Task statement = Each record beneath this line should be returned exactly as it is.

Dataset =

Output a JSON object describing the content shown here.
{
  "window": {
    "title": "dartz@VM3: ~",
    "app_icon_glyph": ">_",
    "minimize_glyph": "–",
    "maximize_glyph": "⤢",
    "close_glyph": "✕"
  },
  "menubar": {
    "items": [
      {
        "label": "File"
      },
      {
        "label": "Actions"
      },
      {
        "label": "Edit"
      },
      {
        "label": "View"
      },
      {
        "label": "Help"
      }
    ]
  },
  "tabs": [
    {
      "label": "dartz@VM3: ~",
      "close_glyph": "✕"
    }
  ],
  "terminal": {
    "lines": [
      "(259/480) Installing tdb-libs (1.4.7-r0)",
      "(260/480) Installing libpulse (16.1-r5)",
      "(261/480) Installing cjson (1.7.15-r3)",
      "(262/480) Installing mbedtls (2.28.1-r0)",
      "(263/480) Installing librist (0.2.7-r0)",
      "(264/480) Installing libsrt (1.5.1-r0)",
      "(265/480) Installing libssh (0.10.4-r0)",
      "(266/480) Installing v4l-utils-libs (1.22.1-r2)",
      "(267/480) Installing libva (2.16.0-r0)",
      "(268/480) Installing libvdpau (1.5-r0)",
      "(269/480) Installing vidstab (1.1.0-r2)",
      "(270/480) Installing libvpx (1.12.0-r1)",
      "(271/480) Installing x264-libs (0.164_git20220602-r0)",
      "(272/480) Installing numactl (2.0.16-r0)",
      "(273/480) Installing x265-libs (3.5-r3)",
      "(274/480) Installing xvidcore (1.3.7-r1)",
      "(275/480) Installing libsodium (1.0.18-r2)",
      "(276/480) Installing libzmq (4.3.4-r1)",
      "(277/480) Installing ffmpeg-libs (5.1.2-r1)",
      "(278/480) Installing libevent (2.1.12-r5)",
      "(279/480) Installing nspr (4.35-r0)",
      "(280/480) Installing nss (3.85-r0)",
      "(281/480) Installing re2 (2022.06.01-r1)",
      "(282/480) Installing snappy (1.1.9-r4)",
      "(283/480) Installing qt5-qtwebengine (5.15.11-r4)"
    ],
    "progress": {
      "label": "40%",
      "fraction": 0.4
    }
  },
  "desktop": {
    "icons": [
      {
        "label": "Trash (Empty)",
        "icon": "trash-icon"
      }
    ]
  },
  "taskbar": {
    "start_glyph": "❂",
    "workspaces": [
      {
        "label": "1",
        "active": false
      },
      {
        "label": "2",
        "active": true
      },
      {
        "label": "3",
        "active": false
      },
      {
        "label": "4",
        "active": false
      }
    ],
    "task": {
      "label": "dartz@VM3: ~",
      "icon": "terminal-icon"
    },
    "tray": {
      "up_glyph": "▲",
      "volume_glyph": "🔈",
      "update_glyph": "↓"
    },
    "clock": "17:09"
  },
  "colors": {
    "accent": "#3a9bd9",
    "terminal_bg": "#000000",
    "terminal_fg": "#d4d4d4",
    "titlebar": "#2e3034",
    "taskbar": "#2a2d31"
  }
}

Completed task =
Output a JSON object describing the content shown here.
{
  "window": {
    "title": "dartz@VM3: ~",
    "app_icon_glyph": ">_",
    "minimize_glyph": "–",
    "maximize_glyph": "⤢",
    "close_glyph": "✕"
  },
  "menubar": {
    "items": [
      {
        "label": "File"
      },
      {
        "label": "Actions"
      },
      {
        "label": "Edit"
      },
      {
        "label": "View"
      },
      {
        "label": "Help"
      }
    ]
  },
  "tabs": [
    {
      "label": "dartz@VM3: ~",
      "close_glyph": "✕"
    }
  ],
  "terminal": {
    "lines": [
      "(259/480) Installing tdb-libs (1.4.7-r0)",
      "(260/480) Installing libpulse (16.1-r5)",
      "(261/480) Installing cjson (1.7.15-r3)",
      "(262/480) Installing mbedtls (2.28.1-r0)",
      "(263/480) Installing librist (0.2.7-r0)",
      "(264/480) Installing libsrt (1.5.1-r0)",
      "(265/480) Installing libssh (0.10.4-r0)",
      "(266/480) Installing v4l-utils-libs (1.22.1-r2)",
      "(267/480) Installing libva (2.16.0-r0)",
      "(268/480) Installing libvdpau (1.5-r0)",
      "(269/480) Installing vidstab (1.1.0-r2)",
      "(270/480) Installing libvpx (1.12.0-r1)",
      "(271/480) Installing x264-libs (0.164_git20220602-r0)",
      "(272/480) Installing numactl (2.0.16-r0)",
      "(273/480) Installing x265-libs (3.5-r3)",
      "(274/480) Installing xvidcore (1.3.7-r1)",
      "(275/480) Installing libsodium (1.0.18-r2)",
      "(276/480) Installing libzmq (4.3.4-r1)",
      "(277/480) Installing ffmpeg-libs (5.1.2-r1)",
      "(278/480) Installing libevent (2.1.12-r5)",
      "(279/480) Installing nspr (4.35-r0)",
      "(280/480) Installing nss (3.85-r0)",
      "(281/480) Installing re2 (2022.06.01-r1)",
      "(282/480) Installing snappy (1.1.9-r4)",
      "(283/480) Installing qt5-qtwebengine (5.15.11-r4)"
    ],
    "progress": {
      "label": "40%",
      "fraction": 0.4
    }
  },
  "desktop": {
    "icons": [
      {
        "label": "Trash (Empty)",
        "icon": "trash-icon"
      }
    ]
  },
  "taskbar": {
    "start_glyph": "❂",
    "workspaces": [
      {
        "label": "1",
        "active": false
      },
      {
        "label": "2",
        "active": true
      },
      {
        "label": "3",
        "active": false
      },
      {
        "label": "4",
        "active": false
      }
    ],
    "task": {
      "label": "dartz@VM3: ~",
      "icon": "terminal-icon"
    },
    "tray": {
      "up_glyph": "▲",
      "volume_glyph": "🔈",
      "update_glyph": "↓"
    },
    "clock": "17:09"
  },
  "colors": {
    "accent": "#3a9bd9",
    "terminal_bg": "#000000",
    "terminal_fg": "#d4d4d4",
    "titlebar": "#2e3034",
    "taskbar": "#2a2d31"
  }
}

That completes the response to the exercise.